The MIMI message format defines how clients achieve the various features of a messaging application, for example:

  • Text messaging
  • File attachements
  • Replies
  • Reactions
  • Initiation of real-time sessions

Messages transit MIMI servers by means of a message forwarding protocol, which carries an opaque, encrypted message payload together with enough metadata to facilitate delivery to the clients participating in a room.

6. Actors, Identifiers, and Authentication

There are several types of entity to be identified in the MIMI system, including:

A server's identity is effectively the identity of the provider it represents. A room is hosted by a single hub server at a given time, so its identity is within the scope of the hub server's identity.

To facilitate the application of policies based on these identifiers to protocol actions, each actor presents one or more credentials that associate a signature key pair to their identifiers. Protocol messages are then signed by their senders to authenticate the origin of the message.

For a deeper discussion of identity, see [I-D.mahy-mimi-identity].

7. Security Considerations


8. IANA Considerations

This document has no IANA actions.

9. References

9.1. Normative References

Bradner, S., "Key words for use in RFCs to Indicate Requirement Levels", BCP 14, RFC 2119, DOI 10.17487/RFC2119, , <>.
Leiba, B., "Ambiguity of Uppercase vs Lowercase in RFC 2119 Key Words", BCP 14, RFC 8174, DOI 10.17487/RFC8174, , <>.

9.2. Informative References
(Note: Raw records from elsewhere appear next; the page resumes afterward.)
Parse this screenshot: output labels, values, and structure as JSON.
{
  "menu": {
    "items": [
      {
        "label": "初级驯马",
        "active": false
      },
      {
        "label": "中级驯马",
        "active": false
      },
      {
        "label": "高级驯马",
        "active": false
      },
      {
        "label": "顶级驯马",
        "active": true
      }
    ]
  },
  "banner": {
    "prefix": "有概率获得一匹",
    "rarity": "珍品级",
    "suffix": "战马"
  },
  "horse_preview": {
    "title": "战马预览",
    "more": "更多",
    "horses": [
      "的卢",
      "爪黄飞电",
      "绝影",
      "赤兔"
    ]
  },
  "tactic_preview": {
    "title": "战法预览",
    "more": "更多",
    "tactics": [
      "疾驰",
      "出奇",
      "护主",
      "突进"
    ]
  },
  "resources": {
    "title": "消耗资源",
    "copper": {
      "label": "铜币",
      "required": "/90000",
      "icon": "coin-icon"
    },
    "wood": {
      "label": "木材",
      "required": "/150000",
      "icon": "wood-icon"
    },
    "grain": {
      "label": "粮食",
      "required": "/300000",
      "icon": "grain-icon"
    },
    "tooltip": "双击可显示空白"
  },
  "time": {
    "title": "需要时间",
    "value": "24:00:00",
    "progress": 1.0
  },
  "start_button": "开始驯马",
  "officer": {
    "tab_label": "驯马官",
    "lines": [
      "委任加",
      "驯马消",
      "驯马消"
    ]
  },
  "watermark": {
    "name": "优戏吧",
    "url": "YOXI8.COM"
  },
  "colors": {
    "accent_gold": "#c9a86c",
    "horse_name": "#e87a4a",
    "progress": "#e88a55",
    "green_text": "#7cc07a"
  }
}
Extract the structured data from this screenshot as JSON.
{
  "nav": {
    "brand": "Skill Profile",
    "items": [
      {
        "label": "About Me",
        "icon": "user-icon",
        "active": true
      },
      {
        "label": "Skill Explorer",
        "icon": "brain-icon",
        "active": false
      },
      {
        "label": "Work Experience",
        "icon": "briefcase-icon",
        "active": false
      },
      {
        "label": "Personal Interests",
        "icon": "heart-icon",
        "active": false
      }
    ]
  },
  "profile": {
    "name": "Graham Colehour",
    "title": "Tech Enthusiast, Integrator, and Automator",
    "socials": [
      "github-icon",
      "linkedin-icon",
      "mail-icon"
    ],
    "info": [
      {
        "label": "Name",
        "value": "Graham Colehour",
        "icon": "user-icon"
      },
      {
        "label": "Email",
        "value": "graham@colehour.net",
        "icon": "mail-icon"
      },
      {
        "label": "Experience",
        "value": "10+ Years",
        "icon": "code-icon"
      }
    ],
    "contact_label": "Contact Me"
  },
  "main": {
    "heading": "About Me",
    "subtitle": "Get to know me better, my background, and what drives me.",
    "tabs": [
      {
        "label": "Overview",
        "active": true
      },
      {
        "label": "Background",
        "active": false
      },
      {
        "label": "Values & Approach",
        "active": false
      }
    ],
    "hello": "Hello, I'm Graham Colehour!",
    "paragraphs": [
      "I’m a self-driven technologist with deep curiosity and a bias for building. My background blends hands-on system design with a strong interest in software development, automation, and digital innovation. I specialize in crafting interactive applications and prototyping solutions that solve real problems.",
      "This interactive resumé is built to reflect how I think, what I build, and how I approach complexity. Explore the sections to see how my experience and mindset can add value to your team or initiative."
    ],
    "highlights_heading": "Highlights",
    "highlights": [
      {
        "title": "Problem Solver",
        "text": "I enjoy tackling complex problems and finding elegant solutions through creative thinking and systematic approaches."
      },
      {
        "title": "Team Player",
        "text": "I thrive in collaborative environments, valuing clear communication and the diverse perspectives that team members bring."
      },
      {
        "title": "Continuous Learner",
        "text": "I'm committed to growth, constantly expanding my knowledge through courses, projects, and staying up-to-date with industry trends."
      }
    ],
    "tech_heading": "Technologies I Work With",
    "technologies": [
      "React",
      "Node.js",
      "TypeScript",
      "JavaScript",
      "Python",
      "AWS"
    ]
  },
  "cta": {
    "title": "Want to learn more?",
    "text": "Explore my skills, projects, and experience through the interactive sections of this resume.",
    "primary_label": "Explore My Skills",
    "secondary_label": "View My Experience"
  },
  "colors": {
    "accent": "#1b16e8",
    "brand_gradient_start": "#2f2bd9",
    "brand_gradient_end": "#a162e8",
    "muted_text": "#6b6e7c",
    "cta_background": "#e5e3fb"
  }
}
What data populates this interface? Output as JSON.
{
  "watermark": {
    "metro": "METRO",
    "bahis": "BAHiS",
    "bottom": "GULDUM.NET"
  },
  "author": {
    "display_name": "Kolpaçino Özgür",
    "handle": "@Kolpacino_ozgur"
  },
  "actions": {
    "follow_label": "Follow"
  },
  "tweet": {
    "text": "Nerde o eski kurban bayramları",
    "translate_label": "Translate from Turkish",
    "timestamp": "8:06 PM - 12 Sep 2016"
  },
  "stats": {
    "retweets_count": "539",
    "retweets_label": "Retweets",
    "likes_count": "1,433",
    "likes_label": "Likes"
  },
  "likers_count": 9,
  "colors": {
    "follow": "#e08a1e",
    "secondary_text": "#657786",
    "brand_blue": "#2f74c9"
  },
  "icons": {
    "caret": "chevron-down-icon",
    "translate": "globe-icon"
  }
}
Mahy, R., "More Instant Messaging Interoperability (MIMI) Identity Concepts", Work in Progress, Internet-Draft, draft-mahy-mimi-identity-02, , <>.


TODO acknowledge.

Author's Address

Richard L. Barnes